Greed, thievery, corruption, and betrayal -- the sordid tale of Miriam Alonso's downfall
After being indicted Lee Martin went from public servant to public enemy. Then charges were dropped. What would be fair now?
With the whole world watching, Miami's destiny calls: It's time for leadership!
Edward Wasserman, departing editor in chief of the Daily Business Review, ruminates on public corruption, ethnic politics, and the Miami Herald
With no public input whatsoever, Miami officials have put together a deal to trade waterfront park land for massive cruise ship terminals and a lovely parking garage
Somehow no one noticed that a monstrous gash was illegally being dug into the bottom of Biscayne Bay
The Arison clan built Carnival into a money machine by cleverly avoiding tax laws
How a former FBI agent with a yen for computers became one of the most powerful men in Miami
1998 was a great year for corruption. New Times puts a price tag on the year's malfeasance
If the profiteers have their way, cruise ship workers can say bon voyage to the humble Leiv Eiriksson Seamen's Center
There's an ugly newspaper war raging in Miami. Unfortunately, most of you won't read about it.
No hulking concrete slab at water's edge? No arts center hidden by noisy expressways? No bombed-out corridors of desolation?

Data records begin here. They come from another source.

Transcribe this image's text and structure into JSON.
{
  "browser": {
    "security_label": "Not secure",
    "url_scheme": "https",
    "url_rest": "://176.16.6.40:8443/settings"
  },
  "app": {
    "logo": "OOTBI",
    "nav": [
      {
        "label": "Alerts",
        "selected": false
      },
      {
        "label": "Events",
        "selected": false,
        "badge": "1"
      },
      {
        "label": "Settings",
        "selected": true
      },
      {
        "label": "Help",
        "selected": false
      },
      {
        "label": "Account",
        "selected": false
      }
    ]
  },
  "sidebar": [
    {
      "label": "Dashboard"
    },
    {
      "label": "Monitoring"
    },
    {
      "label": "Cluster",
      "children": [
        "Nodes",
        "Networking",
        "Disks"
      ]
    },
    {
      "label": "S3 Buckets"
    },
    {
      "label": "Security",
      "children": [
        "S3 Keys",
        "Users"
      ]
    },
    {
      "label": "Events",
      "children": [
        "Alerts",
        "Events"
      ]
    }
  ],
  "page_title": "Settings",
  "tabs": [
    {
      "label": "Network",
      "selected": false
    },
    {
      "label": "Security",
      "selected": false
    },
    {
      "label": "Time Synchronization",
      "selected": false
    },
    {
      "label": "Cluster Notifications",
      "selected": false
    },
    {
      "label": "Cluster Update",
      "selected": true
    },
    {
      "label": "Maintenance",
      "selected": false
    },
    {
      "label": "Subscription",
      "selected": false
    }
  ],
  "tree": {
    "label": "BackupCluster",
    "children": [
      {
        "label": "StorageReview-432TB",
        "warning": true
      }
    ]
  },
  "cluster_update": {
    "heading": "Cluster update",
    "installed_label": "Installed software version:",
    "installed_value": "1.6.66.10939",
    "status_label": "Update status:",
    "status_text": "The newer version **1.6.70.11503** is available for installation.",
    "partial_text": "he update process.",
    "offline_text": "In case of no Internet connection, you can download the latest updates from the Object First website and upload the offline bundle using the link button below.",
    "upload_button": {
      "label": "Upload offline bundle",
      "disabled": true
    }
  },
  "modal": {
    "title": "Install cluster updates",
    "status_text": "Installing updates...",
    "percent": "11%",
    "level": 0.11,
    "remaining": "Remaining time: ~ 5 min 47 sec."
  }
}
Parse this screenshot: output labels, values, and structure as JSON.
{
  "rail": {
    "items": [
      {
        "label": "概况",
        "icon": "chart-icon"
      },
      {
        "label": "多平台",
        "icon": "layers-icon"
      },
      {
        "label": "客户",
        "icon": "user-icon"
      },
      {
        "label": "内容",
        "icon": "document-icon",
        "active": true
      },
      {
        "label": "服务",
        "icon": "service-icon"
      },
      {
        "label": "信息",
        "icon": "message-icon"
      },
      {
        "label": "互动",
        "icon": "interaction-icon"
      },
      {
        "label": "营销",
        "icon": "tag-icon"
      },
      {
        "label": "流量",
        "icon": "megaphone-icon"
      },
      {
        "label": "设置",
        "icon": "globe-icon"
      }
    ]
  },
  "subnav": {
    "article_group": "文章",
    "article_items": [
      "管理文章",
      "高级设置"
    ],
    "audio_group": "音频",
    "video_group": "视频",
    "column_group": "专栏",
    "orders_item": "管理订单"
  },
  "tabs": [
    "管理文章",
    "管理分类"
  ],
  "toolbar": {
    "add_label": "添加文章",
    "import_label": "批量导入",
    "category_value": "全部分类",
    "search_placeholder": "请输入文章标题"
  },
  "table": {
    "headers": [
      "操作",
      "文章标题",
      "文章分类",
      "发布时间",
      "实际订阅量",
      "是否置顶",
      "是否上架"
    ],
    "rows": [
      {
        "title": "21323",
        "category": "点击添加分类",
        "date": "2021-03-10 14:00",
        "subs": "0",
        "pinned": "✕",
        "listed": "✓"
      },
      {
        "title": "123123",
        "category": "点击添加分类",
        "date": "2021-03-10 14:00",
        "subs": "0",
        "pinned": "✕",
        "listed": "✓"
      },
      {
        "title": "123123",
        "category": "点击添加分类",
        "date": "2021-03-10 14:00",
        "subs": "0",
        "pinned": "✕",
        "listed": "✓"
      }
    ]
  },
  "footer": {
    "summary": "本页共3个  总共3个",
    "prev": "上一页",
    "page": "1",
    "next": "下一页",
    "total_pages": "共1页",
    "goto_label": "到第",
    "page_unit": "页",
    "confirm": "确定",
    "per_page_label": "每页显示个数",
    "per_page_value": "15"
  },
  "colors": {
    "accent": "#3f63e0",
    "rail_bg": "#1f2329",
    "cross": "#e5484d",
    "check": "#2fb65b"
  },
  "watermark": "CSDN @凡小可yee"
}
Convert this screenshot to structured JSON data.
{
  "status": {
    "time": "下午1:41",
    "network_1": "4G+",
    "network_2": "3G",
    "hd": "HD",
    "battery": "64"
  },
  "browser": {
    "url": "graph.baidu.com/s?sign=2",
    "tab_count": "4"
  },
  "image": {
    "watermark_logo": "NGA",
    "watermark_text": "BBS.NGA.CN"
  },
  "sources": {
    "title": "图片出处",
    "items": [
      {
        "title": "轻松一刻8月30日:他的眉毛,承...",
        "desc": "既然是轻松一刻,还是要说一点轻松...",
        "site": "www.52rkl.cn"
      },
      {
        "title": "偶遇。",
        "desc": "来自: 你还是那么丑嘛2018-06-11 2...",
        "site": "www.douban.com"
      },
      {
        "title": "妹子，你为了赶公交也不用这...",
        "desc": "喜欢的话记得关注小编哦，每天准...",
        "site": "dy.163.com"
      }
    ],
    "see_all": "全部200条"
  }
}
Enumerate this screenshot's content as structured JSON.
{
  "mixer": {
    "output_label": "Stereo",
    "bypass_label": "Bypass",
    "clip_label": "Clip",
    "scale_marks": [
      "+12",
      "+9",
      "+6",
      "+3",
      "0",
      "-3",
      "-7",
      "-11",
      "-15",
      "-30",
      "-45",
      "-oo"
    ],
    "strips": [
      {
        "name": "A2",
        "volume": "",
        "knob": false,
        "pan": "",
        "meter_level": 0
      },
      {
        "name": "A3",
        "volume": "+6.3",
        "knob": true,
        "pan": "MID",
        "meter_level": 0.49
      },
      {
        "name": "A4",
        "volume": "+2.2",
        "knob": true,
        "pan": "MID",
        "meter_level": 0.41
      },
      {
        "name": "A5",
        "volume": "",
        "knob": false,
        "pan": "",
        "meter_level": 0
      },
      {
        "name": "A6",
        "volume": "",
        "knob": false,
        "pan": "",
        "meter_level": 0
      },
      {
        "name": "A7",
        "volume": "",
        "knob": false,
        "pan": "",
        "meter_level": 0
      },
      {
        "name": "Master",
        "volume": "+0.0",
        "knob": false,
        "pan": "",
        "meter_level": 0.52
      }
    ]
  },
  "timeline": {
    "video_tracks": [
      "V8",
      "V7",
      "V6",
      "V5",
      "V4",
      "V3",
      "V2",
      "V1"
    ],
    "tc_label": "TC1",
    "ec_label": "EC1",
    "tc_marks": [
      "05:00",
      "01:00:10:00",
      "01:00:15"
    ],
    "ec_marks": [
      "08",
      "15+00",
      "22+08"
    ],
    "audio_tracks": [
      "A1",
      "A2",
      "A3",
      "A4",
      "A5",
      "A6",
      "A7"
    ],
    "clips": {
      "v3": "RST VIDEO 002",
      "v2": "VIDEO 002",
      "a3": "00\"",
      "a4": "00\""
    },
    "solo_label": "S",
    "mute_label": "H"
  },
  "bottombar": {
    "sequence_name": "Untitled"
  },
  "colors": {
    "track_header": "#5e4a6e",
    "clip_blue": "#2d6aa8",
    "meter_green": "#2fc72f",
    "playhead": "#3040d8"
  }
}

A dream, right?
There's a million cubic yards of toxic sludge on the bottom of the Miami River and you may as well get used to it
Once again the indefatigable Dan Paul launches an attack on arrogant local officials, and once again he needs your help
In Miami breaking bread has become an intricate part of breaking the law
You say you haven't got a cellular phone? Heck, you own hundreds of 'em! And right now some local bureaucrat is using one to make a hairdressing appointment.
Father Jose Luis Menendez of Wynwood takes the church to the people and the people to the streets